Pan Review

The Plot

One night a 12-year-old orphan Peter is spirited away from blitz ravaged 1940s London to the magical world of Neverland. While searching for his lost mother he befriends a young James T. Hook and faces off against the dread Pirate Blackbeard. Finding fun and dangers, he ultimately discovers his destiny to become the hero who will be forever known as Peter Pan.

The Good

As a prequel to the overly familiar J.M. Barrie tales of Neverland Pan at least has the distinction of exploring some fresh ground. Despite numerous screen versions and reimagining’s of Peter Pan this film promises to be an original adventure, reintroducing a whole host of beloved timeless characters.

Director Joe Wright has an accomplished CV full of costume rich period dramas, so it was always a safe bet that the world of Neverland would be intricately well dressed. Combined with a generous special effects budget, Neverland is full of flying pirate ships and beautiful fantasy locations. It’s as colourful, camp and grandiose a vision of J.M. Barrie’s creations as has ever been realised on screen before.

Landing Hugh Jackman as the villainous Captain Blackbeard is a major coup for the film. Jackman is likeable menacing and delightfully dastardly as the shamelessly showboating pirate villain determined to live forever at any price. He’s a neatly ready-made substitute for the not yet nasty Hook.

The Bad

While Pan has a flamboyant colourful style that will distract and mostly entertain young audiences, older audiences may find some of the creative choices a little more puzzling or troubling. Having the pirates of Neverland happily singing Nirvana grunge anthem Smells Like Teen Spirit is the most obvious example. It’s a jarring and inexplicable mix of pop cultures that is certain to strongly divide opinions. It’s either wonderfully whimsical or laughably silly.

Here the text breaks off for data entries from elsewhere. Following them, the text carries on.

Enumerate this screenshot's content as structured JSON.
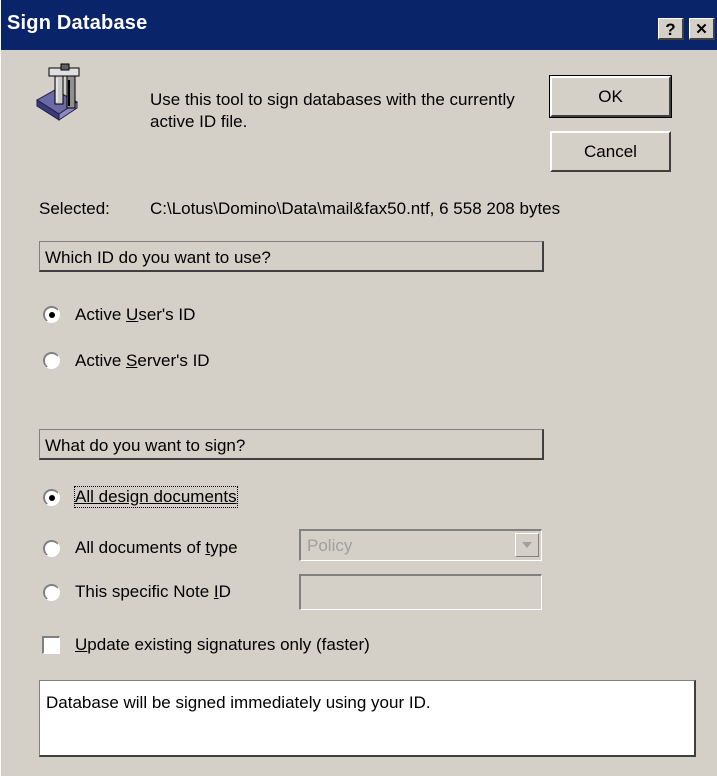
{
  "window": {
    "title": "Sign Database",
    "help_label": "?",
    "close_label": "✕"
  },
  "intro_text": "Use this tool to sign databases with the currently active ID file.",
  "buttons": {
    "ok": "OK",
    "cancel": "Cancel"
  },
  "selected": {
    "label": "Selected:",
    "value": "C:\\Lotus\\Domino\\Data\\mail&fax50.ntf, 6 558 208 bytes"
  },
  "id_section": {
    "title": "Which ID do you want to use?",
    "options": [
      {
        "pre": "Active ",
        "key": "U",
        "post": "ser's ID",
        "selected": true
      },
      {
        "pre": "Active ",
        "key": "S",
        "post": "erver's ID",
        "selected": false
      }
    ]
  },
  "sign_section": {
    "title": "What do you want to sign?",
    "options": [
      {
        "pre": "",
        "key": "A",
        "post": "ll design documents",
        "selected": true
      },
      {
        "pre": "All documents of ",
        "key": "t",
        "post": "ype",
        "selected": false
      },
      {
        "pre": "This specific Note ",
        "key": "I",
        "post": "D",
        "selected": false
      }
    ],
    "type_dropdown_value": "Policy",
    "note_id_value": ""
  },
  "update_checkbox": {
    "key": "U",
    "post": "pdate existing signatures only (faster)",
    "checked": false
  },
  "message": "Database will be signed immediately using your ID.",
  "colors": {
    "face": "#d4d0c8",
    "title_bar": "#0a246a",
    "disabled_text": "#a0a0a0"
  },
  "icon": "signing-tool-icon"
}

The film had already attracted vocal criticism for casting Rooney Mara as Neverland’s native princess Tiger Lilly. Though Mara’s pale face may be in sharp contrast to the typically Native American depiction of the character, she remains an excellent actress and does well in the role in spite of this issue. Director Joe Wright has been quick to defend the decision anyway by insisting his Neverland and its inhabitants are more globalised and fantastical than heavy handed tribal stereotypes.

Playing Barrie’s most iconic creations Levi Miller as the young Peter and Garrett Hedlund as James T. Hook meet with mixed success at best.

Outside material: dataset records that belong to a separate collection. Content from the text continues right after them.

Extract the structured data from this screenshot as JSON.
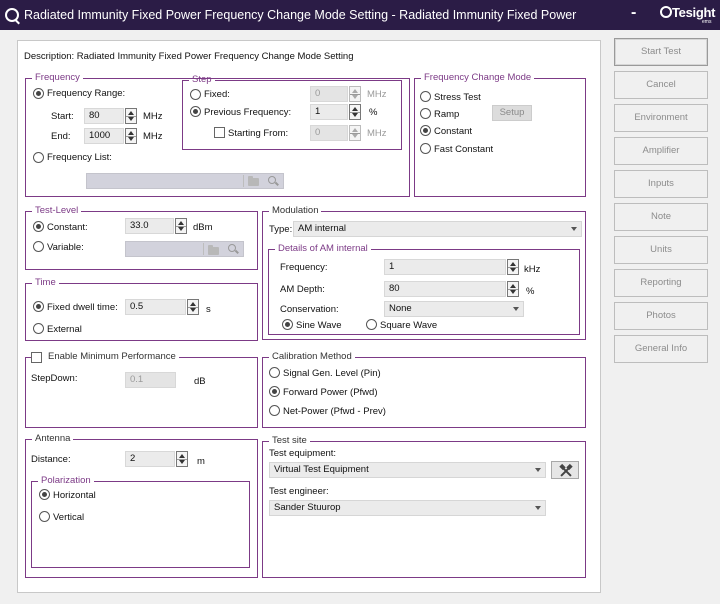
{
  "window": {
    "title": "Radiated Immunity Fixed Power Frequency Change Mode Setting - Radiated Immunity Fixed Power",
    "minimize_glyph": "-",
    "logo_text": "Tesight",
    "logo_subtext": "ems"
  },
  "description": "Description: Radiated Immunity Fixed Power Frequency Change Mode Setting",
  "frequency": {
    "legend": "Frequency",
    "range_label": "Frequency Range:",
    "start_label": "Start:",
    "start_value": "80",
    "start_unit": "MHz",
    "end_label": "End:",
    "end_value": "1000",
    "end_unit": "MHz",
    "list_label": "Frequency List:"
  },
  "step": {
    "legend": "Step",
    "fixed_label": "Fixed:",
    "fixed_value": "0",
    "fixed_unit": "MHz",
    "previous_label": "Previous Frequency:",
    "previous_value": "1",
    "previous_unit": "%",
    "starting_label": "Starting From:",
    "starting_value": "0",
    "starting_unit": "MHz"
  },
  "change_mode": {
    "legend": "Frequency Change Mode",
    "stress_label": "Stress Test",
    "ramp_label": "Ramp",
    "setup_label": "Setup",
    "constant_label": "Constant",
    "fast_label": "Fast Constant"
  },
  "test_level": {
    "legend": "Test-Level",
    "constant_label": "Constant:",
    "constant_value": "33.0",
    "constant_unit": "dBm",
    "variable_label": "Variable:"
  },
  "modulation": {
    "legend": "Modulation",
    "type_label": "Type:",
    "type_value": "AM internal",
    "details_legend": "Details of AM internal",
    "frequency_label": "Frequency:",
    "frequency_value": "1",
    "frequency_unit": "kHz",
    "depth_label": "AM Depth:",
    "depth_value": "80",
    "depth_unit": "%",
    "conservation_label": "Conservation:",
    "conservation_value": "None",
    "sine_label": "Sine Wave",
    "square_label": "Square Wave"
  },
  "time": {
    "legend": "Time",
    "dwell_label": "Fixed dwell time:",
    "dwell_value": "0.5",
    "dwell_unit": "s",
    "external_label": "External"
  },
  "min_perf": {
    "legend": "Enable Minimum Performance",
    "stepdown_label": "StepDown:",
    "stepdown_value": "0.1",
    "stepdown_unit": "dB"
  },
  "calibration": {
    "legend": "Calibration Method",
    "signal_label": "Signal Gen. Level (Pin)",
    "forward_label": "Forward Power (Pfwd)",
    "net_label": "Net-Power (Pfwd - Prev)"
  },
  "antenna": {
    "legend": "Antenna",
    "distance_label": "Distance:",
    "distance_value": "2",
    "distance_unit": "m",
    "polarization_legend": "Polarization",
    "horizontal_label": "Horizontal",
    "vertical_label": "Vertical"
  },
  "test_site": {
    "legend": "Test site",
    "equipment_label": "Test equipment:",
    "equipment_value": "Virtual Test Equipment",
    "engineer_label": "Test engineer:",
    "engineer_value": "Sander Stuurop"
  },
  "side_buttons": {
    "start_test": "Start Test",
    "cancel": "Cancel",
    "environment": "Environment",
    "amplifier": "Amplifier",
    "inputs": "Inputs",
    "note": "Note",
    "units": "Units",
    "reporting": "Reporting",
    "photos": "Photos",
    "general_info": "General Info"
  },
  "colors": {
    "title_bar": "#2b1c46",
    "group_accent": "#7c3a86",
    "field_bg": "#ebebeb",
    "disabled_text": "#9a9a9a"
  }
}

British audiences will find newcomer Miller’s overly cockney orphan particularly cringe worthy in places. Likewise Garrett Hedlund deliver his own confounding choice of accent for Hook, sounding something like a cross between a 1940s used car salesman and Heath Ledger’s Joker. It’s such a distracting vocal performance that it manages to largely negate the charm of Garrett’s handsome good looks and a script generously trying to making him an action hero.

The film optimistically saves the origin story of ’Captain Hook’ for potential sequels, unfortunately leaving audiences feeling short changed by a prequel that still feels only half told. Though the creative team behind Pan have ambitious plans to stretch things out into a lucrative trilogy, it feels unnecessary and perhaps ill advised. It may prove a mistake to save the most interesting parts of this newly invented backstory for a second or third film that may never even become a reality.

The Ugly Truth

Pan is a colourful fantasy adventure that will likely keep its target audience of younger children mostly entertained. Grownups by turn will at least be able to enjoy watching Hugh Jackman shamelessly ham things up. If the film does prove to be a box office success, in truth the potential sequels may finally offer audiences a more interesting chapter in the back story of Hook and Pan.

Review by Russell Nelson

Leave A Comment